However, the head of one pro-life group warns that it doesn’t trust the Obama administration to provide adequate protection for religious nonprofits that have objections to the abortion-causing drugs.
The Obama administration claims it will create a new option for religious nonprofits that object to both the Obamacare mandate and the earlier administration efforts to find accommodation for them that pro-life groups called inadequate, according to a court document filed Tuesday.
The brief filed in the U.S. Court of Appeals for the 10th Circuit says the administration is broadening the accommodation policy after the Supreme Court ruled that Wheaton College, a Christian university, did not have to provide birth control and abortion-causing drugs in employee health plans while its lawsuit against the mandate makes its way through the courts.
The Daily Caller spells out what’s happening:
The change comes after the Supreme Court’s several hits against the birth control mandate and the administration’s work-around for religious nonprofits. The court granted an injunction at the beginning of the month to Wheaton College, a small Christian university in Illinois, clearing it from the administration’s work-around until the pending case against the mandate is concluded.
The White House currently requires religious nonprofit employers to sign a federal form to signify their moral objection, which notifies the insurer that it, instead, must provide birth control coverage at no cost to the employee.
Wheaton is one of many religious organizations — including a women’s Catholic religious order, the Little Sisters of the Poor — suing over the exemption, which the college believes violates its religious freedom by forcing it to sign the form, making it complicit in providing contraceptives that violate its religious beliefs.
The Supreme Court said Wheaton was required only to file a letter with the federal government stating its objections instead of filling out the federal form.

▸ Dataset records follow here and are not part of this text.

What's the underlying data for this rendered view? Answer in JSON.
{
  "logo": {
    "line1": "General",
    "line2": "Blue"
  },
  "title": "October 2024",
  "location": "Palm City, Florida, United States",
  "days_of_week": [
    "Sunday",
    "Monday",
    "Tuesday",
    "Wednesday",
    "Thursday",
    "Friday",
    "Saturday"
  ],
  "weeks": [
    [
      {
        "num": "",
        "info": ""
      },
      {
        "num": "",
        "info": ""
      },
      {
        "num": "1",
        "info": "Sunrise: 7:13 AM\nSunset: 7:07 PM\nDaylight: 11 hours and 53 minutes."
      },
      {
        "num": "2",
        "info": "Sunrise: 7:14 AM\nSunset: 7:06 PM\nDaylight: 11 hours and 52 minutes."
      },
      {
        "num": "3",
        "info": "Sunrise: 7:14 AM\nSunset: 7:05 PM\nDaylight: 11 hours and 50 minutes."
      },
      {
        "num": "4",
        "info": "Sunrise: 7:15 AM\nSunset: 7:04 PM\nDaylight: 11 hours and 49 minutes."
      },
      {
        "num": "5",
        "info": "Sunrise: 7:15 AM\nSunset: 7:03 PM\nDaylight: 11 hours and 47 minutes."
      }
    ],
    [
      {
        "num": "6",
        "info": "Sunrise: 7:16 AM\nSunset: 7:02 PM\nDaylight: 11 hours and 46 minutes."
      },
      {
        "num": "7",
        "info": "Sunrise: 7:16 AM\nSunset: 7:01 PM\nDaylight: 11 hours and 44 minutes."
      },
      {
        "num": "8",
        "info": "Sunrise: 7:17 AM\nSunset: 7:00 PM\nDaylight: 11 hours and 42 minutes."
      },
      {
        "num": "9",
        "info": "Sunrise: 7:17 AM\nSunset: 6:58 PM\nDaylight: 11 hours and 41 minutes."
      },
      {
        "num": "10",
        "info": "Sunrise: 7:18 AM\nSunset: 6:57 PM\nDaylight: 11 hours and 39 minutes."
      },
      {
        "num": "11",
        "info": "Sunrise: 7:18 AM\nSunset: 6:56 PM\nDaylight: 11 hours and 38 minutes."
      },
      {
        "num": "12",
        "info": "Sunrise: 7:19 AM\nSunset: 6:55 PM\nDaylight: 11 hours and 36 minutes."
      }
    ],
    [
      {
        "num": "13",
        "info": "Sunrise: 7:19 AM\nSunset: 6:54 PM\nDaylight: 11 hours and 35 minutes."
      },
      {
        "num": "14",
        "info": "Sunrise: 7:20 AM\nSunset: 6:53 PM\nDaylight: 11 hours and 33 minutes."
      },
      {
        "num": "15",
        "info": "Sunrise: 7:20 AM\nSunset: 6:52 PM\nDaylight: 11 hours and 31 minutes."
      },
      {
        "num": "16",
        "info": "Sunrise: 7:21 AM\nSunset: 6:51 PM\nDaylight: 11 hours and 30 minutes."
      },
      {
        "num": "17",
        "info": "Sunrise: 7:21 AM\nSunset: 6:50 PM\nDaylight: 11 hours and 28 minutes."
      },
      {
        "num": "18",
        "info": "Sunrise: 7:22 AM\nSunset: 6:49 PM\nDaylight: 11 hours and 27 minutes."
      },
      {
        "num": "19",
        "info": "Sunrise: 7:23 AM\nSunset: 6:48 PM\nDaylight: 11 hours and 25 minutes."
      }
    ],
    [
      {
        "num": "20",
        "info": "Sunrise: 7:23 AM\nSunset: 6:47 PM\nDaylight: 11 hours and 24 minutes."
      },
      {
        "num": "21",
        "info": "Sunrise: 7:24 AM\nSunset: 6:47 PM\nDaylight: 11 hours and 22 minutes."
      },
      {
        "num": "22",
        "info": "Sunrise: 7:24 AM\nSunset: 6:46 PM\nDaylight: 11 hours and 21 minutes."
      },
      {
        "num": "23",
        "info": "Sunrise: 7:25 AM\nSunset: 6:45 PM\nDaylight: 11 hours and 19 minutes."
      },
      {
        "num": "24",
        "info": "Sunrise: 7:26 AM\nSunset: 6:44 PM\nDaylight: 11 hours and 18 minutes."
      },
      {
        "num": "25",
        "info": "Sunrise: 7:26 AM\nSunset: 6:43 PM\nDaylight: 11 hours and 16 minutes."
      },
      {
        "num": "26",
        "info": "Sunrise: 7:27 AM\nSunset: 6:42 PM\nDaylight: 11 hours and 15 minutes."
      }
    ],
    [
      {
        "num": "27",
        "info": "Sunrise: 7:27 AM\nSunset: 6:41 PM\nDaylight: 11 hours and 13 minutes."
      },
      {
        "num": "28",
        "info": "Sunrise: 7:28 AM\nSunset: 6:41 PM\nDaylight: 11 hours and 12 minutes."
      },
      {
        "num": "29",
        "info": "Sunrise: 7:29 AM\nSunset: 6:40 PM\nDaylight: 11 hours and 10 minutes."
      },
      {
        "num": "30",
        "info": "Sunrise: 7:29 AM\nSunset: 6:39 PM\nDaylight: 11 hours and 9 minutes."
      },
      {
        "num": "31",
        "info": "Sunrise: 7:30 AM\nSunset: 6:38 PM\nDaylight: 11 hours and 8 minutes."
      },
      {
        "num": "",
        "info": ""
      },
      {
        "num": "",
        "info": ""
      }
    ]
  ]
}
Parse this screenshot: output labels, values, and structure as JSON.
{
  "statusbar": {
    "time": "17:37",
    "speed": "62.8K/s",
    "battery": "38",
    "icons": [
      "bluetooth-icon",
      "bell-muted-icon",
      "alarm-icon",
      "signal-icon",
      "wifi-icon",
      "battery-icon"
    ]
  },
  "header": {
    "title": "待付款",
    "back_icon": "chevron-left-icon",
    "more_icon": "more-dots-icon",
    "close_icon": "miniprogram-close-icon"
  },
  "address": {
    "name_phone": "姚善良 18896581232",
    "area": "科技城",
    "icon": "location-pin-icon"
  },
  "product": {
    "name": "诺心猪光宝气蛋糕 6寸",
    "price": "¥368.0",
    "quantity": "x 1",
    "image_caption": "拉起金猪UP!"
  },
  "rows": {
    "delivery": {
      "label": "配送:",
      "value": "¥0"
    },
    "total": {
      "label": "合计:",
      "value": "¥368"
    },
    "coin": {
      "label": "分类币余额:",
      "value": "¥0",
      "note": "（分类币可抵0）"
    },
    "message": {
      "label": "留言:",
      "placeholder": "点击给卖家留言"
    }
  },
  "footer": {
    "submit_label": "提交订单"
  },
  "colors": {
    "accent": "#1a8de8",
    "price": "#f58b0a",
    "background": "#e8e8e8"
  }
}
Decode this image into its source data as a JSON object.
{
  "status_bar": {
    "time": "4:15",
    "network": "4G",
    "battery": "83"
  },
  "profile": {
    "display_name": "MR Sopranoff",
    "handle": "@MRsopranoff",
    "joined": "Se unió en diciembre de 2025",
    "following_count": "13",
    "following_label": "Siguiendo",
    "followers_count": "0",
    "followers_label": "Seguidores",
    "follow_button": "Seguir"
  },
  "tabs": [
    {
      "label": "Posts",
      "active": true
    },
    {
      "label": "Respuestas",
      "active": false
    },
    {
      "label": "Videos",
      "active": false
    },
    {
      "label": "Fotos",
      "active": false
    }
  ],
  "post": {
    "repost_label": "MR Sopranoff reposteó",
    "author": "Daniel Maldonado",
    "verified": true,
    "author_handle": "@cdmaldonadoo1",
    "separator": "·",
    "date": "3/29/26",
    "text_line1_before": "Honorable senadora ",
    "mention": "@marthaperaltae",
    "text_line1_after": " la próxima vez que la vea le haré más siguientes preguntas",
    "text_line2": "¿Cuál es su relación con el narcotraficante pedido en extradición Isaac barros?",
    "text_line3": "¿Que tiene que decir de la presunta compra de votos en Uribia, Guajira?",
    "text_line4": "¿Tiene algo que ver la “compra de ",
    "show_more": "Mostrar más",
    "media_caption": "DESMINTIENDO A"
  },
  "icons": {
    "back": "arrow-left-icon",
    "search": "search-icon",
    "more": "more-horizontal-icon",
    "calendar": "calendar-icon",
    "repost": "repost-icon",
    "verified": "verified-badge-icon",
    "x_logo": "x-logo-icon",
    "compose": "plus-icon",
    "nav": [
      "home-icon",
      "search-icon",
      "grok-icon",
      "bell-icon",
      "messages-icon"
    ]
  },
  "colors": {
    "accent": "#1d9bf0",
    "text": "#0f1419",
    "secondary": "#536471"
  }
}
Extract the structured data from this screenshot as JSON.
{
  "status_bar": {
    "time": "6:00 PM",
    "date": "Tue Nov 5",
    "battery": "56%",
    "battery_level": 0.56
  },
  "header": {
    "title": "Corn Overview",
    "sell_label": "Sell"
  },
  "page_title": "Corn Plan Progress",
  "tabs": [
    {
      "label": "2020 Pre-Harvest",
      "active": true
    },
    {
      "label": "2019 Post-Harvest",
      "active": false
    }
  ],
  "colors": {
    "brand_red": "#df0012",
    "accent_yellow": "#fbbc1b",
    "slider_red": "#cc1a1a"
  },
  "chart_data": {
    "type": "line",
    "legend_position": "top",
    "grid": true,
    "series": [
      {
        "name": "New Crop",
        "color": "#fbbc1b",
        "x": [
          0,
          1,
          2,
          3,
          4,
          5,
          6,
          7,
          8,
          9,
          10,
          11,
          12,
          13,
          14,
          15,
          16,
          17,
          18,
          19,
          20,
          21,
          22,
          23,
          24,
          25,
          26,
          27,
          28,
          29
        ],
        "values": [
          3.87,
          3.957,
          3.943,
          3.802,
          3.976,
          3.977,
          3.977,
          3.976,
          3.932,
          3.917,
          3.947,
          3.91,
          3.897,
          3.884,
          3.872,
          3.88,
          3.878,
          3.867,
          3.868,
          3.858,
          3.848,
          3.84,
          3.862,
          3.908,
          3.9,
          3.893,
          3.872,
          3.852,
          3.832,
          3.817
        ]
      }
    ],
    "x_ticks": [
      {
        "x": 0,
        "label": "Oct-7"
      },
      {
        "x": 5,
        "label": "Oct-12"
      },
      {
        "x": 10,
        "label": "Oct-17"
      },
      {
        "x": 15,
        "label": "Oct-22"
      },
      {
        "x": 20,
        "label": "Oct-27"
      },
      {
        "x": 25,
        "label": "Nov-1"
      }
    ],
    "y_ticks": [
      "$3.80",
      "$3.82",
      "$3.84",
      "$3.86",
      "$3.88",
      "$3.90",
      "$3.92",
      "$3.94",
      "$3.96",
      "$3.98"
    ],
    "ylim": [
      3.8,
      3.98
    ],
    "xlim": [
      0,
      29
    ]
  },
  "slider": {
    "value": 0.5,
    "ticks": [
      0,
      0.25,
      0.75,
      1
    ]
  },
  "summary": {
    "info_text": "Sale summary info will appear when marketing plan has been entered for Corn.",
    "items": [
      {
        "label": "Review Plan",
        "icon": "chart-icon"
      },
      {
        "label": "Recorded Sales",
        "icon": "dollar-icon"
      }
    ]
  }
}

In response, the Obama administration is preemptively attempting to change the way its religious exemption functions. It hopes to have a new plan within a month.
“This is part of ensuring that all women have access to contraception coverage,” a senior administration official said in a statement to the press. “The administration believes the accommodation is legally sound, but in light of the Supreme Court order regarding Wheaton College, the Departments intend to augment their regulations to provide an alternative way for objecting non-profit religious organizations to provide notification, while ensuring that enrollees in plans of such organizations receive separate coverage of contraceptive services without cost sharing.”
But Father Frank Pavone, National Director of Priests for Life, told LifeNews that he doesn’t trust the Obama administration to adequately accommodate pro-life groups that object to the mandate.
“The Priests for Life lawsuit against the HHS mandate is the next to be decided, having already had oral arguments in the nation’s second most influential Court, the DC Circuit Court of Appeals. At the crux of the issue is that our completion of the form required under the “accommodation” given to religious non-profit groups constitutes cooperation in the very evil that the form says we are objecting to,” he told LifeNews.com.
He said, “If the government just kept us out of the process altogether of either triggering, authorizing, or in any fashion being the gateway for employees to receive coverage for objectionable practices, that would satisfy our concerns. Of course, we would have to carefully examine any changes the Administration makes to its current policy, in order to verify that what our faith considers immoral cooperation is completely excluded.”